··· DATA PROVIDED

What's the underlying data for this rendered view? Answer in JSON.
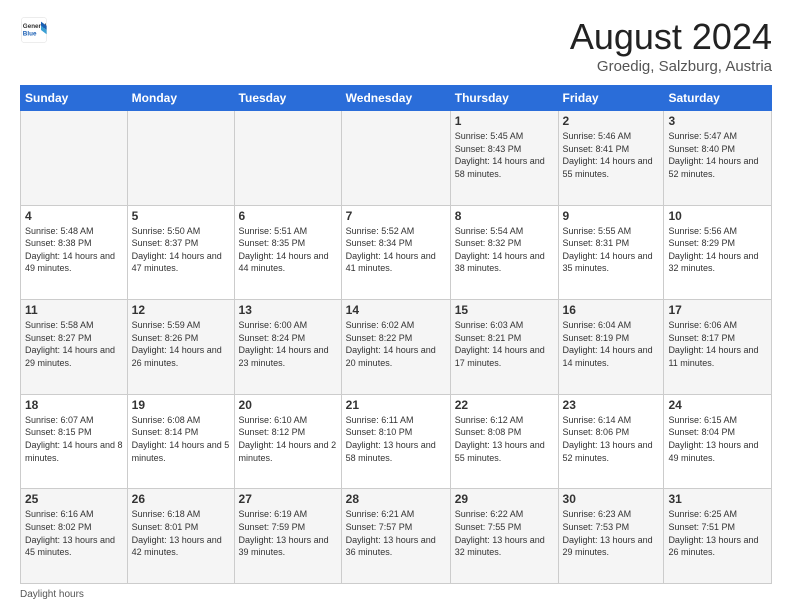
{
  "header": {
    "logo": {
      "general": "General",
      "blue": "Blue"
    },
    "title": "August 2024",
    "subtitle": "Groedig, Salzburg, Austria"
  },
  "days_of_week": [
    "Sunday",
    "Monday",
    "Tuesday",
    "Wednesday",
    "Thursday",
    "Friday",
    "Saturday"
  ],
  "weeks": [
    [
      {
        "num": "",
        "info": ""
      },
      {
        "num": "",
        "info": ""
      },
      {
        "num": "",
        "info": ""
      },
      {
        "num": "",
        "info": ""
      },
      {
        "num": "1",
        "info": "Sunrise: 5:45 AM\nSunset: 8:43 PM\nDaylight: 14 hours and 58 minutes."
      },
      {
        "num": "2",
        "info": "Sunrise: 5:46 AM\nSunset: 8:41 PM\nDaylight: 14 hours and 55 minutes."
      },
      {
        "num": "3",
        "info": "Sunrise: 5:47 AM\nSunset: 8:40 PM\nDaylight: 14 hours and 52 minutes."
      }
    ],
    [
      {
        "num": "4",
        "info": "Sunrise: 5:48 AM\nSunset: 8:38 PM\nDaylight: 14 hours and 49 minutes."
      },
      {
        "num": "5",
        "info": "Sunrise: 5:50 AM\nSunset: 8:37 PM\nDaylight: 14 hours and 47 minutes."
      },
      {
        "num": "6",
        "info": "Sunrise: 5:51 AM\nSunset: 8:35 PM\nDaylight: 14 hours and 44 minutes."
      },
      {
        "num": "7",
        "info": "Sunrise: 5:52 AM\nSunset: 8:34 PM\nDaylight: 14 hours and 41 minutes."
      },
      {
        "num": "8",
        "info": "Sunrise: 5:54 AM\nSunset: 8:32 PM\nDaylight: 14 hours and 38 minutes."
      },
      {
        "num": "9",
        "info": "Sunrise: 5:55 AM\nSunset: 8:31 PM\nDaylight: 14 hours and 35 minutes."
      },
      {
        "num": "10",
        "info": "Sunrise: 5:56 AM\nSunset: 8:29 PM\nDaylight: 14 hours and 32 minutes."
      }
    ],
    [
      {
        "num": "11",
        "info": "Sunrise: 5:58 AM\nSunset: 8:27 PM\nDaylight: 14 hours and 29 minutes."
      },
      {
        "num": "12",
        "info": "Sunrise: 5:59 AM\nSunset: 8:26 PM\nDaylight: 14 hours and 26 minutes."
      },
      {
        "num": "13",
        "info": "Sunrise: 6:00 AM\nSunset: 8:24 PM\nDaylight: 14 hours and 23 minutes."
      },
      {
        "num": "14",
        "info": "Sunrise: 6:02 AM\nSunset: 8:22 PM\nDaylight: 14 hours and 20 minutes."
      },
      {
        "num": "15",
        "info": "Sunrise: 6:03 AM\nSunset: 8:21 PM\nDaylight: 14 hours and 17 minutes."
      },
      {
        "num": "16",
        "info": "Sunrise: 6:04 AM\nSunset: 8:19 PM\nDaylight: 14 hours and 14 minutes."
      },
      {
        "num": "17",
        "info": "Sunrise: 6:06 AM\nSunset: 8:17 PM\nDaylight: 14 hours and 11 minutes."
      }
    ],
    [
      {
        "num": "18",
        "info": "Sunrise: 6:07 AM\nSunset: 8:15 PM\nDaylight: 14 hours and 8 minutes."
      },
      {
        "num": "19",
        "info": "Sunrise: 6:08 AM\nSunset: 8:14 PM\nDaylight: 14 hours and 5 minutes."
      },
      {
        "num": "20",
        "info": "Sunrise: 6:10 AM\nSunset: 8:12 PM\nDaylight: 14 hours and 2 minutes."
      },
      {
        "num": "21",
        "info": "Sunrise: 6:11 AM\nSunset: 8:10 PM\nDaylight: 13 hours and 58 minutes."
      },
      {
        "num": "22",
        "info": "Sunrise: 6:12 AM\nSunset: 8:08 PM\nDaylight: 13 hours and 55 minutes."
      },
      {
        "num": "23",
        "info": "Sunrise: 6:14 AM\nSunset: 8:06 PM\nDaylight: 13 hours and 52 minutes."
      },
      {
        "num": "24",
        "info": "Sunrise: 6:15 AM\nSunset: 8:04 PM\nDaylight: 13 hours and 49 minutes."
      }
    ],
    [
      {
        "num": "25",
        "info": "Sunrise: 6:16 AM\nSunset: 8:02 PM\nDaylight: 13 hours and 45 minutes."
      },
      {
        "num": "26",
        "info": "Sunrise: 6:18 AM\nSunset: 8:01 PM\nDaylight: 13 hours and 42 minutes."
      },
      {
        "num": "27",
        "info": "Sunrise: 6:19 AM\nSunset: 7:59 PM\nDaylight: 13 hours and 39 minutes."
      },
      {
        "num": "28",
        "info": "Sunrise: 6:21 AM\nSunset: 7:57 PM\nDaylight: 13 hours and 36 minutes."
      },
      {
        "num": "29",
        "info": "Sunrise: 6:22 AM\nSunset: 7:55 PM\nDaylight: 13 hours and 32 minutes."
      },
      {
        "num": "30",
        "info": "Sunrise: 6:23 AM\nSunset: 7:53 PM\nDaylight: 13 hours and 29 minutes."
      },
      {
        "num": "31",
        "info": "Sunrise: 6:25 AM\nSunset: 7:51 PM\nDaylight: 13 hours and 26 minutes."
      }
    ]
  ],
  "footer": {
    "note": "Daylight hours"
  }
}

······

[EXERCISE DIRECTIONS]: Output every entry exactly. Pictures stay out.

[COMPLETED TASK]:
What's the underlying data for this rendered view? Answer in JSON.
{
  "header": {
    "logo": {
      "general": "General",
      "blue": "Blue"
    },
    "title": "August 2024",
    "subtitle": "Groedig, Salzburg, Austria"
  },
  "days_of_week": [
    "Sunday",
    "Monday",
    "Tuesday",
    "Wednesday",
    "Thursday",
    "Friday",
    "Saturday"
  ],
  "weeks": [
    [
      {
        "num": "",
        "info": ""
      },
      {
        "num": "",
        "info": ""
      },
      {
        "num": "",
        "info": ""
      },
      {
        "num": "",
        "info": ""
      },
      {
        "num": "1",
        "info": "Sunrise: 5:45 AM\nSunset: 8:43 PM\nDaylight: 14 hours and 58 minutes."
      },
      {
        "num": "2",
        "info": "Sunrise: 5:46 AM\nSunset: 8:41 PM\nDaylight: 14 hours and 55 minutes."
      },
      {
        "num": "3",
        "info": "Sunrise: 5:47 AM\nSunset: 8:40 PM\nDaylight: 14 hours and 52 minutes."
      }
    ],
    [
      {
        "num": "4",
        "info": "Sunrise: 5:48 AM\nSunset: 8:38 PM\nDaylight: 14 hours and 49 minutes."
      },
      {
        "num": "5",
        "info": "Sunrise: 5:50 AM\nSunset: 8:37 PM\nDaylight: 14 hours and 47 minutes."
      },
      {
        "num": "6",
        "info": "Sunrise: 5:51 AM\nSunset: 8:35 PM\nDaylight: 14 hours and 44 minutes."
      },
      {
        "num": "7",
        "info": "Sunrise: 5:52 AM\nSunset: 8:34 PM\nDaylight: 14 hours and 41 minutes."
      },
      {
        "num": "8",
        "info": "Sunrise: 5:54 AM\nSunset: 8:32 PM\nDaylight: 14 hours and 38 minutes."
      },
      {
        "num": "9",
        "info": "Sunrise: 5:55 AM\nSunset: 8:31 PM\nDaylight: 14 hours and 35 minutes."
      },
      {
        "num": "10",
        "info": "Sunrise: 5:56 AM\nSunset: 8:29 PM\nDaylight: 14 hours and 32 minutes."
      }
    ],
    [
      {
        "num": "11",
        "info": "Sunrise: 5:58 AM\nSunset: 8:27 PM\nDaylight: 14 hours and 29 minutes."
      },
      {
        "num": "12",
        "info": "Sunrise: 5:59 AM\nSunset: 8:26 PM\nDaylight: 14 hours and 26 minutes."
      },
      {
        "num": "13",
        "info": "Sunrise: 6:00 AM\nSunset: 8:24 PM\nDaylight: 14 hours and 23 minutes."
      },
      {
        "num": "14",
        "info": "Sunrise: 6:02 AM\nSunset: 8:22 PM\nDaylight: 14 hours and 20 minutes."
      },
      {
        "num": "15",
        "info": "Sunrise: 6:03 AM\nSunset: 8:21 PM\nDaylight: 14 hours and 17 minutes."
      },
      {
        "num": "16",
        "info": "Sunrise: 6:04 AM\nSunset: 8:19 PM\nDaylight: 14 hours and 14 minutes."
      },
      {
        "num": "17",
        "info": "Sunrise: 6:06 AM\nSunset: 8:17 PM\nDaylight: 14 hours and 11 minutes."
      }
    ],
    [
      {
        "num": "18",
        "info": "Sunrise: 6:07 AM\nSunset: 8:15 PM\nDaylight: 14 hours and 8 minutes."
      },
      {
        "num": "19",
        "info": "Sunrise: 6:08 AM\nSunset: 8:14 PM\nDaylight: 14 hours and 5 minutes."
      },
      {
        "num": "20",
        "info": "Sunrise: 6:10 AM\nSunset: 8:12 PM\nDaylight: 14 hours and 2 minutes."
      },
      {
        "num": "21",
        "info": "Sunrise: 6:11 AM\nSunset: 8:10 PM\nDaylight: 13 hours and 58 minutes."
      },
      {
        "num": "22",
        "info": "Sunrise: 6:12 AM\nSunset: 8:08 PM\nDaylight: 13 hours and 55 minutes."
      },
      {
        "num": "23",
        "info": "Sunrise: 6:14 AM\nSunset: 8:06 PM\nDaylight: 13 hours and 52 minutes."
      },
      {
        "num": "24",
        "info": "Sunrise: 6:15 AM\nSunset: 8:04 PM\nDaylight: 13 hours and 49 minutes."
      }
    ],
    [
      {
        "num": "25",
        "info": "Sunrise: 6:16 AM\nSunset: 8:02 PM\nDaylight: 13 hours and 45 minutes."
      },
      {
        "num": "26",
        "info": "Sunrise: 6:18 AM\nSunset: 8:01 PM\nDaylight: 13 hours and 42 minutes."
      },
      {
        "num": "27",
        "info": "Sunrise: 6:19 AM\nSunset: 7:59 PM\nDaylight: 13 hours and 39 minutes."
      },
      {
        "num": "28",
        "info": "Sunrise: 6:21 AM\nSunset: 7:57 PM\nDaylight: 13 hours and 36 minutes."
      },
      {
        "num": "29",
        "info": "Sunrise: 6:22 AM\nSunset: 7:55 PM\nDaylight: 13 hours and 32 minutes."
      },
      {
        "num": "30",
        "info": "Sunrise: 6:23 AM\nSunset: 7:53 PM\nDaylight: 13 hours and 29 minutes."
      },
      {
        "num": "31",
        "info": "Sunrise: 6:25 AM\nSunset: 7:51 PM\nDaylight: 13 hours and 26 minutes."
      }
    ]
  ],
  "footer": {
    "note": "Daylight hours"
  }
}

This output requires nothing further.